Verse 9. The children of Ephraim, being armed, and carrying bows, turned back in the day of battle. Well equipped and furnished with the best weapons of the times, the leading tribe failed in faith and courage and retreated before the foe. There were several particular instances of this, but probably the psalmist refers to the general failure of Ephraim to lead the tribes to the conquest of Canaan. How often have we also, although supplied with every gracious weapon, failed to wage successful war against our sins, we have marched onward gallantly enough till the testing hour has come, and then "in the day of battle "we have proved false to good resolutions and holy obligations. How altogether vain is unregenerate man! Array him in the best that nature and grace can supply, he still remains a helpless coward in the holy war, so long as he lacks a loyal faith in his God.



Verse 8-9. See Psalms on "Psalms 78:8" for further information.

Verse 9. The children of Ephraim, being armed, etc. "When ye had girded on every man is weapons of war, ye were ready to go up into the hill. And the Lord said unto me, Say unto them, Go not up, neither fight; for I am not among you; lest ye be smitten before your enemies. So I spake unto you; and ye would not hear, but rebelled against the commandment of the Lord, and went presumptuously up into the hill. And the Amorites, which dwelt in that mountain, came out against you, and chased you, as bees do, and destroyed you in Seir, even unto Hormah." Deuteronomy 1:41-44 .

Verse 9. Many person suppose the passage to refer to the event recorded in 1 Chronicles 7:21-22 , where are mentioned the sons of Ephraim, "whom the men of Gath that were born in the land slew, because they came down to take away their cattle. And Ephraim their father mourned many days, and his brethren came to comfort him." The manner of the relation shows that the slaughter must have been great; and this flight and defeat, and their not acknowledging their dependence upon God, it is supposed the psalmist has in view in this place. But the objection to this interpretation is, that the event referred to in the book of Chronicles, evidently occurred at a time anterior to that of the Israelitish exodus from Egypt; whilst Psalms 78:11 speaks of these same Ephraimites being forgetful of God's doings and wonderful works which he did at the time of their exit from Egypt. It is, therefore, more probable that ~yrka ygk may designate the Israelitish people generally, which Mendelssohn thinks to be the case. He observes that "the meaning of the noun Ephraim was that of a general term for Israel before the reigning of the house of David, because that Joshua the son of Nun, the first judge, was of this tribe; also because the territory assigned to this tribe was in the region of Shiloh: and it is possible that because of the reputation of this tribe in those days, all those who were in high esteem were also called Ephraimites." He might have added another and stronger reason than any of the preceding for this application of the term to Israel, and it is, that Jeroboam, who may be regarded as the founder of the Israelitish monarchy, is said, in 1 Kings 11:26 , to have been a descendant of Ephraim. The war alluded to may have been one of those which were waged between the ten tribes and the people of Judah. George Phillips.

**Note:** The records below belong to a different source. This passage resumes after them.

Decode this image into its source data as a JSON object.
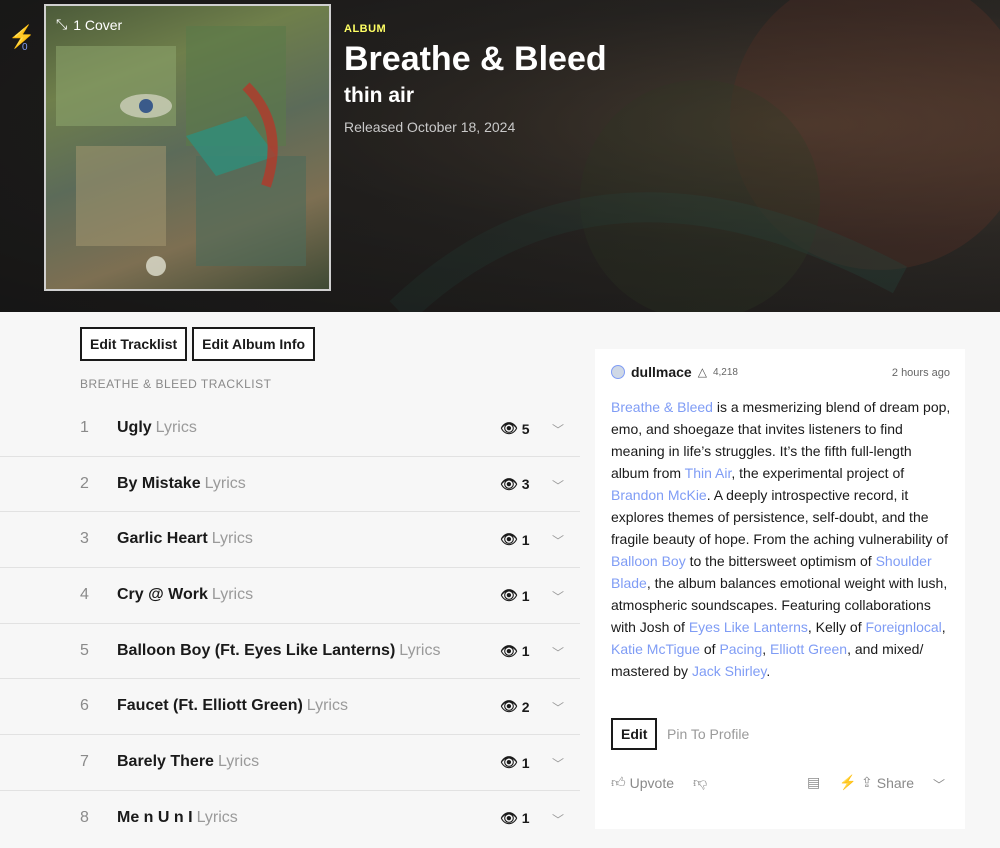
{
  "header": {
    "notif_count": "0",
    "cover_label": "1 Cover",
    "album_tag": "ALBUM",
    "title": "Breathe & Bleed",
    "artist": "thin air",
    "released": "Released October 18, 2024"
  },
  "buttons": {
    "edit_tracklist": "Edit Tracklist",
    "edit_album_info": "Edit Album Info"
  },
  "tracklist_heading": "BREATHE & BLEED TRACKLIST",
  "tracks": [
    {
      "num": "1",
      "title": "Ugly",
      "lyrics": "Lyrics",
      "views": "5"
    },
    {
      "num": "2",
      "title": "By Mistake",
      "lyrics": "Lyrics",
      "views": "3"
    },
    {
      "num": "3",
      "title": "Garlic Heart",
      "lyrics": "Lyrics",
      "views": "1"
    },
    {
      "num": "4",
      "title": "Cry @ Work",
      "lyrics": "Lyrics",
      "views": "1"
    },
    {
      "num": "5",
      "title": "Balloon Boy (Ft. Eyes Like Lanterns)",
      "lyrics": "Lyrics",
      "views": "1"
    },
    {
      "num": "6",
      "title": "Faucet (Ft. Elliott Green)",
      "lyrics": "Lyrics",
      "views": "2"
    },
    {
      "num": "7",
      "title": "Barely There",
      "lyrics": "Lyrics",
      "views": "1"
    },
    {
      "num": "8",
      "title": "Me n U n I",
      "lyrics": "Lyrics",
      "views": "1"
    }
  ],
  "annotation": {
    "author": "dullmace",
    "iq": "4,218",
    "time": "2 hours ago",
    "desc": [
      {
        "t": "Breathe & Bleed",
        "link": true
      },
      {
        "t": " is a mesmerizing blend of dream pop, emo, and shoegaze that invites listeners to find meaning in life’s struggles. It’s the fifth full-length album from ",
        "link": false
      },
      {
        "t": "Thin Air",
        "link": true
      },
      {
        "t": ", the experimental project of ",
        "link": false
      },
      {
        "t": "Brandon McKie",
        "link": true
      },
      {
        "t": ". A deeply introspective record, it explores themes of persistence, self-doubt, and the fragile beauty of hope. From the aching vulnerability of ",
        "link": false
      },
      {
        "t": "Balloon Boy",
        "link": true
      },
      {
        "t": " to the bittersweet optimism of ",
        "link": false
      },
      {
        "t": "Shoulder Blade",
        "link": true
      },
      {
        "t": ", the album balances emotional weight with lush, atmospheric soundscapes. Featuring collaborations with Josh of ",
        "link": false
      },
      {
        "t": "Eyes Like Lanterns",
        "link": true
      },
      {
        "t": ", Kelly of ",
        "link": false
      },
      {
        "t": "Foreignlocal",
        "link": true
      },
      {
        "t": ", ",
        "link": false
      },
      {
        "t": "Katie McTigue",
        "link": true
      },
      {
        "t": " of ",
        "link": false
      },
      {
        "t": "Pacing",
        "link": true
      },
      {
        "t": ", ",
        "link": false
      },
      {
        "t": "Elliott Green",
        "link": true
      },
      {
        "t": ", and mixed/ mastered by ",
        "link": false
      },
      {
        "t": "Jack Shirley",
        "link": true
      },
      {
        "t": ".",
        "link": false
      }
    ],
    "edit_label": "Edit",
    "pin_label": "Pin To Profile",
    "upvote_label": "Upvote",
    "share_label": "Share"
  }
}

Verse 9. Who were they? What had they? What did they? When did they do it?

Verse 9,67. The backsliding of prominent believers.

  1. The Lord's soldiers: who they were; belonging to
    God's chosen people; were distinguished by grace.
    Genesis 48:17-20 . Strong by God's blessing.
    Deuteronomy 33:17 . Honourable place among their brethren.
    Favoured with the tabernacle at Shiloh -- Psalms 78:60.
  2. Their equipment: armour defensive and offensive; like
    that of others who triumphed.
  3. Their behaviour in battle: to turn back was
    traitorous, cowardly, dangerous, disastrous,
  4. Their punishment -- Psalms 78:57 . Deprived of
    their special honour. Revelation 3:11 . C. D.